The New Zealand government believes it can keep the unemployment rate in single digits through the COVID-19 crisis, unveiling a budget that will see debt and spending soar as it fights to keep Kiwis in jobs.
Grant Robertson handed down his third budget as New Zealand’s Finance Minister on Thursday, with a centrepiece $NZ50 billion ($A46.9 billion) COVID-19 Response and Recovery Fund but no surplus in sight.
Gone is New Zealand’s historically low unemployment, with Treasury forecasting joblessness to peak at 9.8 per cent later this year.
Gone too is New Zealand’s above OECD average GDP growth, decade-high wage growth and healthy fiscal balance.
The headline figures, though understandable in the wake of the pandemic, are historically shocking.
The Kiwi economy is projected to contract by $NZ9 billion or 4.6 per cent this year.
The budget surplus has been obliterated, with a deficit of $NZ28.3 billion ($A26.56 billion) this year and similar amounts forecast in 2021 and 2022.
Government debt will balloon beyond $NZ100 billion by 2021, hitting $NZ200 billion by 2024.
Debt is already at 30 per cent of GDP, peaking at 54 per cent in 2023 before stabilising.
Mr Robertson said the one-in-one-hundred year shock necessitated the unprecedented spend.

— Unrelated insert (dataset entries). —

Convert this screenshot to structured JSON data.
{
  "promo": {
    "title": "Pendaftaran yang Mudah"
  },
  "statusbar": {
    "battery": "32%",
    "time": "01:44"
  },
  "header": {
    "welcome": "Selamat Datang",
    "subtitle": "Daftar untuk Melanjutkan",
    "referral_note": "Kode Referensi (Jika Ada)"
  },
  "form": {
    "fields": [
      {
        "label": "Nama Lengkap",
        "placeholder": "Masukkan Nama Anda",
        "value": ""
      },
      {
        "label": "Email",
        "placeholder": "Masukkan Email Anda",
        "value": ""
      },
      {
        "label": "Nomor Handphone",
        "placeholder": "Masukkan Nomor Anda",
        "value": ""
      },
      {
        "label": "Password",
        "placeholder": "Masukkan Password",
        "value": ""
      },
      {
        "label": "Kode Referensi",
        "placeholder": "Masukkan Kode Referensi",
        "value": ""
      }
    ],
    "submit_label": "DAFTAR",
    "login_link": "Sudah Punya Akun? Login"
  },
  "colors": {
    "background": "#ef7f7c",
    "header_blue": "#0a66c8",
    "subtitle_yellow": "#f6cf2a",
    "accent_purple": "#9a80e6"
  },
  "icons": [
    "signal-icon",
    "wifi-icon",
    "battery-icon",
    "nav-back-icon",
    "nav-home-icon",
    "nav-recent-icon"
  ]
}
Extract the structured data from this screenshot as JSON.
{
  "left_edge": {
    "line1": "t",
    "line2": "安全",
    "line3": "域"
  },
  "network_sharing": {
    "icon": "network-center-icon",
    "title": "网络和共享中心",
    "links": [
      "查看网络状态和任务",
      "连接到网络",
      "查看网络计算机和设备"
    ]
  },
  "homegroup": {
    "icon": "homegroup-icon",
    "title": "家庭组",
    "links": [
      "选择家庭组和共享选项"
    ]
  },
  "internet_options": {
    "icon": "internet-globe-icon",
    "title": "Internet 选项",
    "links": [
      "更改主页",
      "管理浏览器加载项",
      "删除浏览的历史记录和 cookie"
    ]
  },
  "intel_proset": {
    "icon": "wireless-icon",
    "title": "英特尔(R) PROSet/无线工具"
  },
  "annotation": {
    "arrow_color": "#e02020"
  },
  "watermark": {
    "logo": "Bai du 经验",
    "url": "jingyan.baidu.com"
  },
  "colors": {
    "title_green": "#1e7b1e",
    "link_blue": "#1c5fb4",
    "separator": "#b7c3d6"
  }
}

“This is the most significant financial commitment by a New Zealand government in modern history, but it is the appropriate response to the most significant challenge our country has faced in modern history,” he said.
“I am not a fan of austerity.
“We will get through this by investing in people, in businesses and supporting our communities.
“The way that we are going to deal with the significant global downturn is one that throws back to the first Labour government rather than some of the more recent Labour governments and National governments.”
The new $NZ50 billion recovery fund comes on top of an initial $NZ12.1 billion stimulus provided in mid-March and a bumper $NZ12 billion ‘New Zealand Upgrade’ infrastructure spend in January.
The government has already assigned $NZ13.9 billion of the recovery fund on wage subsidies, business tax relief and sector-specific support.
Another $NZ15.9 billion is allocated in the 2020 budget, including an extension of wage subsidies to the hardest-hit.
“We have been successful in our initial response to COVID-19. Budget 2020 now lays our framework for our recovery,” Mr Robertson said.
“We think 140,000 jobs will be saved by the packages we’ve unveiled today.
“This is the rainy day, we’ve put the umbrella up.”
Around $NZ20 billion is left up the government’s sleeve from the $NZ50 billion recovery fund.
With an election around the corner on September 19, Mr Robertson pledged not to spend it as a pre-election slush fund.
“I wouldn’t characterise it that way. That spending is available as we need it. Some of it may not be spent this year, or even next year as we fully understand the impacts of COVID-19,” he said.
All figures in NZ dollars. $NZ1 buys $A0.93.